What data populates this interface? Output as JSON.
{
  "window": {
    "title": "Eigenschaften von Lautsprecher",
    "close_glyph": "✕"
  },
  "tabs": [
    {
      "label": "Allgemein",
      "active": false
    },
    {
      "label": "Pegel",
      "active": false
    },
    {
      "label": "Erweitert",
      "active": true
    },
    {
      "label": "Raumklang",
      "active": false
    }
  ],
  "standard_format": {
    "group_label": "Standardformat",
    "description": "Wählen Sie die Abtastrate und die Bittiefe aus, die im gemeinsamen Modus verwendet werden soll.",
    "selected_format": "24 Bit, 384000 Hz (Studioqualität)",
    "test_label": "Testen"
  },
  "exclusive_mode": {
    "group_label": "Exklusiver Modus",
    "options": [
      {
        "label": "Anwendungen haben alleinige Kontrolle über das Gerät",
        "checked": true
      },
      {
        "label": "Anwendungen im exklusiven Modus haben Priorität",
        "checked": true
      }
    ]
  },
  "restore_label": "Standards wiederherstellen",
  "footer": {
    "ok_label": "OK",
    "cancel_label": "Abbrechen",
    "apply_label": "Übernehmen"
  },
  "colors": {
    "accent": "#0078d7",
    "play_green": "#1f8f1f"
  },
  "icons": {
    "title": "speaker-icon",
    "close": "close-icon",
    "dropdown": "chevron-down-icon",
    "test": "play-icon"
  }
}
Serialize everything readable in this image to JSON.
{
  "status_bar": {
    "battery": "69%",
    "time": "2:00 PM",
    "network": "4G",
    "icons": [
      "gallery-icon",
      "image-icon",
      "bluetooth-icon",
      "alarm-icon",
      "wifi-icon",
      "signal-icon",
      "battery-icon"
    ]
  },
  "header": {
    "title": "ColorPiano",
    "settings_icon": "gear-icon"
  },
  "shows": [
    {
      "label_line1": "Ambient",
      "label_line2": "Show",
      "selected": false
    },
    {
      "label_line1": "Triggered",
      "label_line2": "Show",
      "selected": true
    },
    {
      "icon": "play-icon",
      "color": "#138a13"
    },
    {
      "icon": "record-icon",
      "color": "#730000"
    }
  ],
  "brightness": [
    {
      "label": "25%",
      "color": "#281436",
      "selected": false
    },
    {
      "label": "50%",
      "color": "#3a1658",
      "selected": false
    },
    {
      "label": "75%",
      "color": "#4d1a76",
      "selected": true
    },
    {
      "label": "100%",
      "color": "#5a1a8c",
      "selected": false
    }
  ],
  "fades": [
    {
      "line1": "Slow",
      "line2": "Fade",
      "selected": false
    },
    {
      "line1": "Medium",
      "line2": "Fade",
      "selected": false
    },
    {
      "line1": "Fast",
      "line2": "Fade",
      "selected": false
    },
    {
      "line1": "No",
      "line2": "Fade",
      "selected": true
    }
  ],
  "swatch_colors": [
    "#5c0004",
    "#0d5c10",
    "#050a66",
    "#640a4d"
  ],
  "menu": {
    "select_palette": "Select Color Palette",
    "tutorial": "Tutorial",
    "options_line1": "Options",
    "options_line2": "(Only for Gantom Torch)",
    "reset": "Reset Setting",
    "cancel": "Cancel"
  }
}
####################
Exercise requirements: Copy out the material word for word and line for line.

Response:
What data populates this interface? Output as JSON.
{
  "window": {
    "title": "Eigenschaften von Lautsprecher",
    "close_glyph": "✕"
  },
  "tabs": [
    {
      "label": "Allgemein",
      "active": false
    },
    {
      "label": "Pegel",
      "active": false
    },
    {
      "label": "Erweitert",
      "active": true
    },
    {
      "label": "Raumklang",
      "active": false
    }
  ],
  "standard_format": {
    "group_label": "Standardformat",
    "description": "Wählen Sie die Abtastrate und die Bittiefe aus, die im gemeinsamen Modus verwendet werden soll.",
    "selected_format": "24 Bit, 384000 Hz (Studioqualität)",
    "test_label": "Testen"
  },
  "exclusive_mode": {
    "group_label": "Exklusiver Modus",
    "options": [
      {
        "label": "Anwendungen haben alleinige Kontrolle über das Gerät",
        "checked": true
      },
      {
        "label": "Anwendungen im exklusiven Modus haben Priorität",
        "checked": true
      }
    ]
  },
  "restore_label": "Standards wiederherstellen",
  "footer": {
    "ok_label": "OK",
    "cancel_label": "Abbrechen",
    "apply_label": "Übernehmen"
  },
  "colors": {
    "accent": "#0078d7",
    "play_green": "#1f8f1f"
  },
  "icons": {
    "title": "speaker-icon",
    "close": "close-icon",
    "dropdown": "chevron-down-icon",
    "test": "play-icon"
  }
}
Serialize everything readable in this image to JSON.
{
  "status_bar": {
    "battery": "69%",
    "time": "2:00 PM",
    "network": "4G",
    "icons": [
      "gallery-icon",
      "image-icon",
      "bluetooth-icon",
      "alarm-icon",
      "wifi-icon",
      "signal-icon",
      "battery-icon"
    ]
  },
  "header": {
    "title": "ColorPiano",
    "settings_icon": "gear-icon"
  },
  "shows": [
    {
      "label_line1": "Ambient",
      "label_line2": "Show",
      "selected": false
    },
    {
      "label_line1": "Triggered",
      "label_line2": "Show",
      "selected": true
    },
    {
      "icon": "play-icon",
      "color": "#138a13"
    },
    {
      "icon": "record-icon",
      "color": "#730000"
    }
  ],
  "brightness": [
    {
      "label": "25%",
      "color": "#281436",
      "selected": false
    },
    {
      "label": "50%",
      "color": "#3a1658",
      "selected": false
    },
    {
      "label": "75%",
      "color": "#4d1a76",
      "selected": true
    },
    {
      "label": "100%",
      "color": "#5a1a8c",
      "selected": false
    }
  ],
  "fades": [
    {
      "line1": "Slow",
      "line2": "Fade",
      "selected": false
    },
    {
      "line1": "Medium",
      "line2": "Fade",
      "selected": false
    },
    {
      "line1": "Fast",
      "line2": "Fade",
      "selected": false
    },
    {
      "line1": "No",
      "line2": "Fade",
      "selected": true
    }
  ],
  "swatch_colors": [
    "#5c0004",
    "#0d5c10",
    "#050a66",
    "#640a4d"
  ],
  "menu": {
    "select_palette": "Select Color Palette",
    "tutorial": "Tutorial",
    "options_line1": "Options",
    "options_line2": "(Only for Gantom Torch)",
    "reset": "Reset Setting",
    "cancel": "Cancel"
  }
}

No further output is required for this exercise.